TASK REQUIREMENTS → Every entry must be repeated exactly. Exclude all pictures.

Excerpts from an interface dataset:
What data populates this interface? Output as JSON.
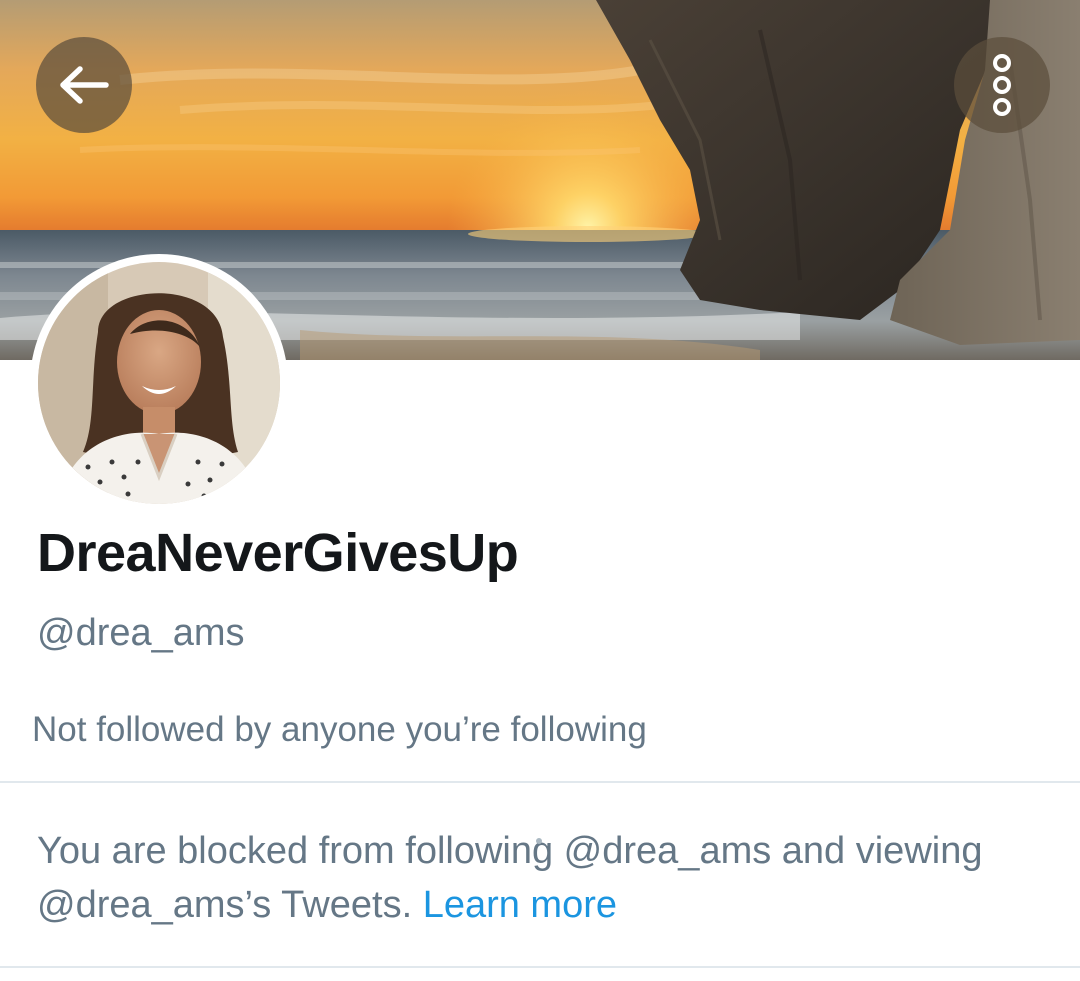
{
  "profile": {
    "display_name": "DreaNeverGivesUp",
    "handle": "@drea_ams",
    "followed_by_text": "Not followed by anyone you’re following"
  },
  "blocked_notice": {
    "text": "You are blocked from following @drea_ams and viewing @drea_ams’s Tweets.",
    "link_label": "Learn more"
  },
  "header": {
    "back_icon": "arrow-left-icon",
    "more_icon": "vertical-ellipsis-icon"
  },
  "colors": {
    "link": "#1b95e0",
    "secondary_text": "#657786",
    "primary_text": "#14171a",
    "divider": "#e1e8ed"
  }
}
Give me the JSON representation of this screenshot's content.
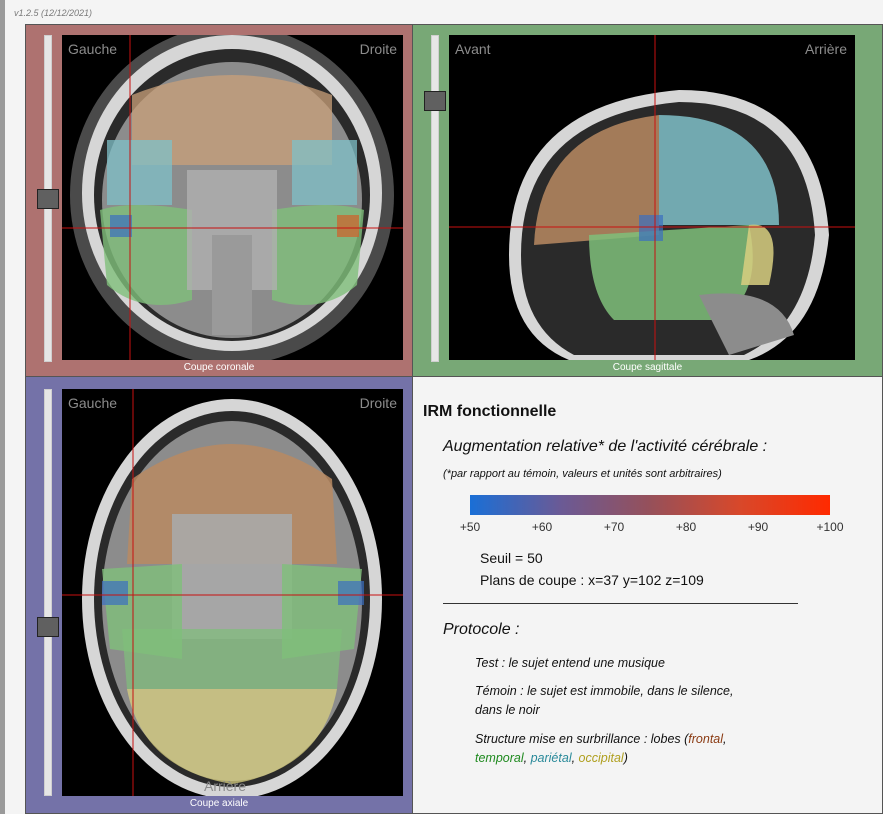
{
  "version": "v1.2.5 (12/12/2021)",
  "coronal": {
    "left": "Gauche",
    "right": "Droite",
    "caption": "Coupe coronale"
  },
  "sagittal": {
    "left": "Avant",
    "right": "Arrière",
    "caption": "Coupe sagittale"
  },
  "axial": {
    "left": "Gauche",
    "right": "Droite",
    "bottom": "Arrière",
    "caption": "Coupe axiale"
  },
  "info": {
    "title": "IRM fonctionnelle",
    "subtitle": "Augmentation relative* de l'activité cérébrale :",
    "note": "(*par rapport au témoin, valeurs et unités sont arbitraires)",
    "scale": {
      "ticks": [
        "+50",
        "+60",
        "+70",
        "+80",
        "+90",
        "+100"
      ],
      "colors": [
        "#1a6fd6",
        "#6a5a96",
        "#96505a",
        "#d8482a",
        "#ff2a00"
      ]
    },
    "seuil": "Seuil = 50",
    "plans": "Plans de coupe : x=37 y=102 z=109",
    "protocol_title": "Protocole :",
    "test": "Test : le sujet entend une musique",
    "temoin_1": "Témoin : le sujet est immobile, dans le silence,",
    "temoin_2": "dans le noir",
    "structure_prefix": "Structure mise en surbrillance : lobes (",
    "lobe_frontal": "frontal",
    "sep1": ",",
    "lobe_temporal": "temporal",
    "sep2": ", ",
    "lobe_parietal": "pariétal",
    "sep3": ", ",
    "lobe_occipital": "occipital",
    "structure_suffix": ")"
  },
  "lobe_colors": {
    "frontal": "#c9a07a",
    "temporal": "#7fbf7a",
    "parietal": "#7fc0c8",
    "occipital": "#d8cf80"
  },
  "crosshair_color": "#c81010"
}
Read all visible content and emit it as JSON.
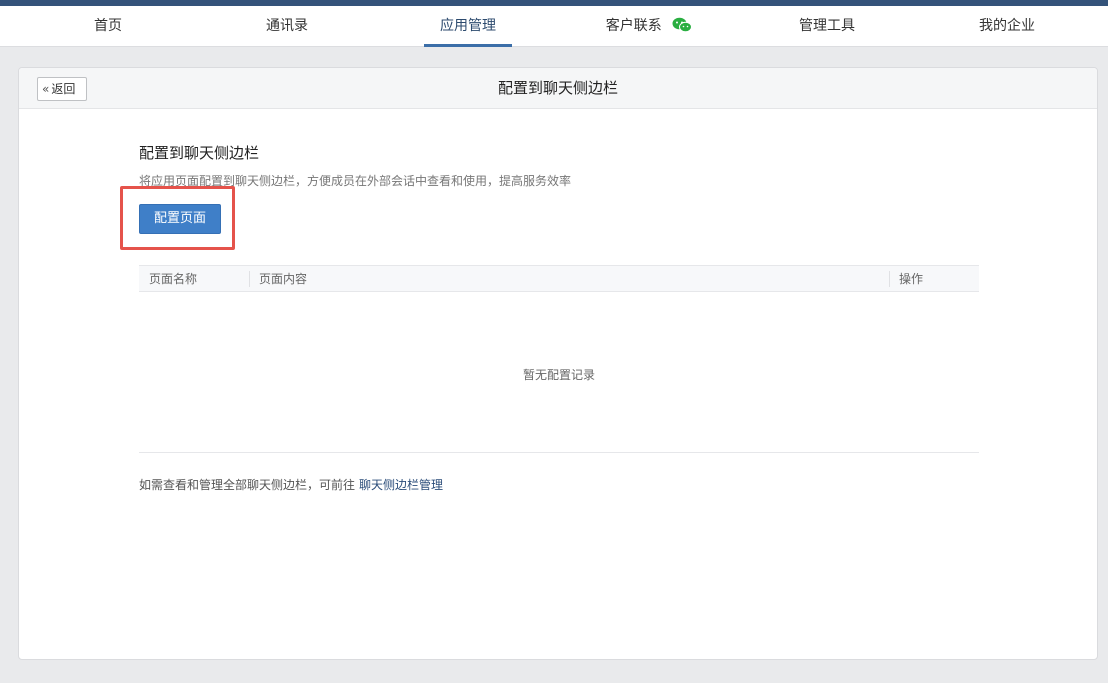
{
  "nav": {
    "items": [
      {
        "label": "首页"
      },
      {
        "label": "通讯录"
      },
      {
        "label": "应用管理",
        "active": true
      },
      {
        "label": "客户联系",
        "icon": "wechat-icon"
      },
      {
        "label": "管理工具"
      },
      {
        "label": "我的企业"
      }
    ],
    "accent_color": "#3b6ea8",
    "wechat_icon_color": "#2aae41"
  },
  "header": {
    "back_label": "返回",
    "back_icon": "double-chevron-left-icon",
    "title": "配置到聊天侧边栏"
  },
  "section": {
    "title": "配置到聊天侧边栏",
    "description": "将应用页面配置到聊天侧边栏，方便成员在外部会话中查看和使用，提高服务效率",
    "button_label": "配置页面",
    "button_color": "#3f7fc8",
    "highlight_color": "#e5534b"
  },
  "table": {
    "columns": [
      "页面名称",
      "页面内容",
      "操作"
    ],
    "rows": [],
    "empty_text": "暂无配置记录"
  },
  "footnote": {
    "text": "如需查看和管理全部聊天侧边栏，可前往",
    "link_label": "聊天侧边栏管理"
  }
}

TASK SOLUTION →
What data populates this interface? Output as JSON.
{
  "profile": {
    "display_name": "DreaNeverGivesUp",
    "handle": "@drea_ams",
    "followed_by_text": "Not followed by anyone you’re following"
  },
  "blocked_notice": {
    "text": "You are blocked from following @drea_ams and viewing @drea_ams’s Tweets.",
    "link_label": "Learn more"
  },
  "header": {
    "back_icon": "arrow-left-icon",
    "more_icon": "vertical-ellipsis-icon"
  },
  "colors": {
    "link": "#1b95e0",
    "secondary_text": "#657786",
    "primary_text": "#14171a",
    "divider": "#e1e8ed"
  }
}
Give me the JSON representation of this screenshot's content.
{
  "version": "v1.2.5 (12/12/2021)",
  "coronal": {
    "left": "Gauche",
    "right": "Droite",
    "caption": "Coupe coronale"
  },
  "sagittal": {
    "left": "Avant",
    "right": "Arrière",
    "caption": "Coupe sagittale"
  },
  "axial": {
    "left": "Gauche",
    "right": "Droite",
    "bottom": "Arrière",
    "caption": "Coupe axiale"
  },
  "info": {
    "title": "IRM fonctionnelle",
    "subtitle": "Augmentation relative* de l'activité cérébrale :",
    "note": "(*par rapport au témoin, valeurs et unités sont arbitraires)",
    "scale": {
      "ticks": [
        "+50",
        "+60",
        "+70",
        "+80",
        "+90",
        "+100"
      ],
      "colors": [
        "#1a6fd6",
        "#6a5a96",
        "#96505a",
        "#d8482a",
        "#ff2a00"
      ]
    },
    "seuil": "Seuil = 50",
    "plans": "Plans de coupe : x=37 y=102 z=109",
    "protocol_title": "Protocole :",
    "test": "Test : le sujet entend une musique",
    "temoin_1": "Témoin : le sujet est immobile, dans le silence,",
    "temoin_2": "dans le noir",
    "structure_prefix": "Structure mise en surbrillance : lobes (",
    "lobe_frontal": "frontal",
    "sep1": ",",
    "lobe_temporal": "temporal",
    "sep2": ", ",
    "lobe_parietal": "pariétal",
    "sep3": ", ",
    "lobe_occipital": "occipital",
    "structure_suffix": ")"
  },
  "lobe_colors": {
    "frontal": "#c9a07a",
    "temporal": "#7fbf7a",
    "parietal": "#7fc0c8",
    "occipital": "#d8cf80"
  },
  "crosshair_color": "#c81010"
}
Read all visible content and emit it as JSON.
{
  "nav": {
    "items": [
      {
        "label": "首页"
      },
      {
        "label": "通讯录"
      },
      {
        "label": "应用管理",
        "active": true
      },
      {
        "label": "客户联系",
        "icon": "wechat-icon"
      },
      {
        "label": "管理工具"
      },
      {
        "label": "我的企业"
      }
    ],
    "accent_color": "#3b6ea8",
    "wechat_icon_color": "#2aae41"
  },
  "header": {
    "back_label": "返回",
    "back_icon": "double-chevron-left-icon",
    "title": "配置到聊天侧边栏"
  },
  "section": {
    "title": "配置到聊天侧边栏",
    "description": "将应用页面配置到聊天侧边栏，方便成员在外部会话中查看和使用，提高服务效率",
    "button_label": "配置页面",
    "button_color": "#3f7fc8",
    "highlight_color": "#e5534b"
  },
  "table": {
    "columns": [
      "页面名称",
      "页面内容",
      "操作"
    ],
    "rows": [],
    "empty_text": "暂无配置记录"
  },
  "footnote": {
    "text": "如需查看和管理全部聊天侧边栏，可前往",
    "link_label": "聊天侧边栏管理"
  }
}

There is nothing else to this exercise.